        -i ./LS8/Inputs -e MTL.txt -o LS8ARCSICmds.sh

Following the execution of these commands the following two files will have been created ‘LS5ARCSICmds.sh’ and ‘LS8ARCSICmds.sh’. These files contain the ‘arcsi.py’ commands to be executed. Open the files and take a look, you will notice that all the file paths have been convert to absolute paths which means the file can be executed from anywhere on the system as long as the input files are not moved.

Execute ARCSI Commands

To execute the ‘arcsi.py’ commands the easiest methods is to run each in turn using the following command:

sh LS5ARCSICmds.sh

sh LS8ARCSICmds.sh

This will run each of the commands sequentially. However, most computers now have multiple processing cores and to take advantage of those cores we can use the GNU parallel command line tool. Taking advantage of those cores means that processing can be completed much quicker and more efficiently.

cat LS5ARCSICmds.sh LS8ARCSICmds.sh | parallel -j 2 

The switch ‘-j 2’ specifies the number of processing cores which can be used for this processing. If no switches are provided then all the cores will be used. As some parts of the process involve reading / writing large files, depending on the speed of you hard drive and the number of cores you have available you might find limiting the number of cores is needed. Please note that until all processing has completed nothing will be printed to the console. You can check the command are running using the top / htop command.

Once you have completed your processing you should clean up your system to remove any files you don’t need for any later processing steps. In most cases you will only need to keep the ‘tar.gz’ (so you can reprocess the RAW data at a later date if required) and the SREF product. It is recommended that you also retain the scripts you used for processing and a record of the commands you used for a) reference if you need to rerun the data and b) as documentation for the datasets so you know what parameters and options were used.

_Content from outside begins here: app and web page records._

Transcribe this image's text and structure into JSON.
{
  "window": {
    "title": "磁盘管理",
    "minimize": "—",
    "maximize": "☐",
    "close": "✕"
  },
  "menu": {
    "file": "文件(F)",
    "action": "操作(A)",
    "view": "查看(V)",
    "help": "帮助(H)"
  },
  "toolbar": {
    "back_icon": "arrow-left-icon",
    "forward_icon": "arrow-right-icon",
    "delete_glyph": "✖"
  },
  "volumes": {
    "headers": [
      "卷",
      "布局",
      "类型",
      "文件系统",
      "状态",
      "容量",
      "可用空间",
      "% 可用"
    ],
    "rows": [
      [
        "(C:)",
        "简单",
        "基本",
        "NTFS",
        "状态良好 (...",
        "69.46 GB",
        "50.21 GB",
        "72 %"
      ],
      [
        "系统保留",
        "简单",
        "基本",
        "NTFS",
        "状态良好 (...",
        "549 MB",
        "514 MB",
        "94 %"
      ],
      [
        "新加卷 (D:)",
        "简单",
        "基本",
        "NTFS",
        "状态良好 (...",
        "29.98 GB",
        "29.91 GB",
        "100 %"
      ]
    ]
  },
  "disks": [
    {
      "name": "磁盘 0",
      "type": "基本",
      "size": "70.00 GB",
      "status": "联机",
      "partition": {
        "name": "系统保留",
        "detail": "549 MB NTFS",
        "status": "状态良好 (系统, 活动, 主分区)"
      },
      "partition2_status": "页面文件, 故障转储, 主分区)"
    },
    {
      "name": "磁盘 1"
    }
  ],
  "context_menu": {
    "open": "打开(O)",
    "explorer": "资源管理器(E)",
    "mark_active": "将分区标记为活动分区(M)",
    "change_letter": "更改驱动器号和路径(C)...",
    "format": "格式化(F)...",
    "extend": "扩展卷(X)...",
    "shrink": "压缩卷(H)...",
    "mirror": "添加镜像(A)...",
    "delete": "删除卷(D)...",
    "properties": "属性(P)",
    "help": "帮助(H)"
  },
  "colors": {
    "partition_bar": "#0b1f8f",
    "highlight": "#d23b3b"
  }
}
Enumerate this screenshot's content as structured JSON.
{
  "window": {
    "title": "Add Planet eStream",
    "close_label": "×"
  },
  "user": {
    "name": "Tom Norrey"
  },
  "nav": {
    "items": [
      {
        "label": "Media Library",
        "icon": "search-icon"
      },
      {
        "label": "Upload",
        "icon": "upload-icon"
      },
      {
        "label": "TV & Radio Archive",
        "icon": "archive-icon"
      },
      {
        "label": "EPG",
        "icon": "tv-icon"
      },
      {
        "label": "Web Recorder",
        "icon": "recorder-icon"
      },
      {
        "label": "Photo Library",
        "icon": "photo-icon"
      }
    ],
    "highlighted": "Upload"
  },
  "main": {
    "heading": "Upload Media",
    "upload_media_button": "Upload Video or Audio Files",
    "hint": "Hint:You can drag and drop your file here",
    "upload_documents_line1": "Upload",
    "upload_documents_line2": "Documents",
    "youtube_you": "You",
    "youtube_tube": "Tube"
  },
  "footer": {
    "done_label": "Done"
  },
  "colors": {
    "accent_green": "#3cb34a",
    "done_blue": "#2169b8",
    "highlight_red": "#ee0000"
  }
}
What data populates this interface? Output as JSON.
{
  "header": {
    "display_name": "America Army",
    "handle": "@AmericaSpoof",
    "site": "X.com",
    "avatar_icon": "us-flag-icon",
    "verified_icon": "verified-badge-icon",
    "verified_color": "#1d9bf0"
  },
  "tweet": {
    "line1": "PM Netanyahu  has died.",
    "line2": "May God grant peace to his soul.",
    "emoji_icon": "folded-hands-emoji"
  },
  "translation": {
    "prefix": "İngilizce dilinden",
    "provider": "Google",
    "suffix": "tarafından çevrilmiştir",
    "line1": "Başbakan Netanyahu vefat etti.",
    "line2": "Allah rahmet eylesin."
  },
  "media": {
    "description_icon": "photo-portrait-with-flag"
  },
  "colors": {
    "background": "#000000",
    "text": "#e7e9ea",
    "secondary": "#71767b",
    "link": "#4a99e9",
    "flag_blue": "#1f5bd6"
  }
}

This post was adapted from notes for a module taught as part of the Masters course in GIS and Remote Sensing at Aberystwyth University, you can read more about the program here.

GNU Parallel

GNU Parallel is a utility for executing commands in parallel. It provides a really easy way of  running a command over multiple files and utilising multiple cores, using only a single line.

You can download the latest version from:


Or check the package manager for your distro if you’re on linux.

Installation should just be:

sudo make install

There are lots of options and different ways of using parallel, here are a couple of examples:

1. Uncompress and untar all files in a directory.

ls *tar.gz | parallel tar -xf

2. Recursively find RSGISLib XML scripts and run using two cores (-j 2)

find ./ -name 'run_*.xml' | parallel -j 2 rsgisexe -x

3. Find all KEA files and create stats and pyramids using gdalcalcstats from https://bitbucket.org/chchrsc/gdalutils/

ls *kea | gdalcalstats {} -ignore 0

4. Convert KEA (.kea) files to ERDAS imagine format using gdal_translate, removing ‘.kea’ and adding ‘_img.img’

ls *kea | parallel "gdal_translate -of HFA {} {.}_img.img"

# Calculate stats and pyramids after translating
ls *kea | parallel "gdal_translate -of HFA {} {.}_img.img; \

gdalcalcstats {.}_img.img -ignore 0"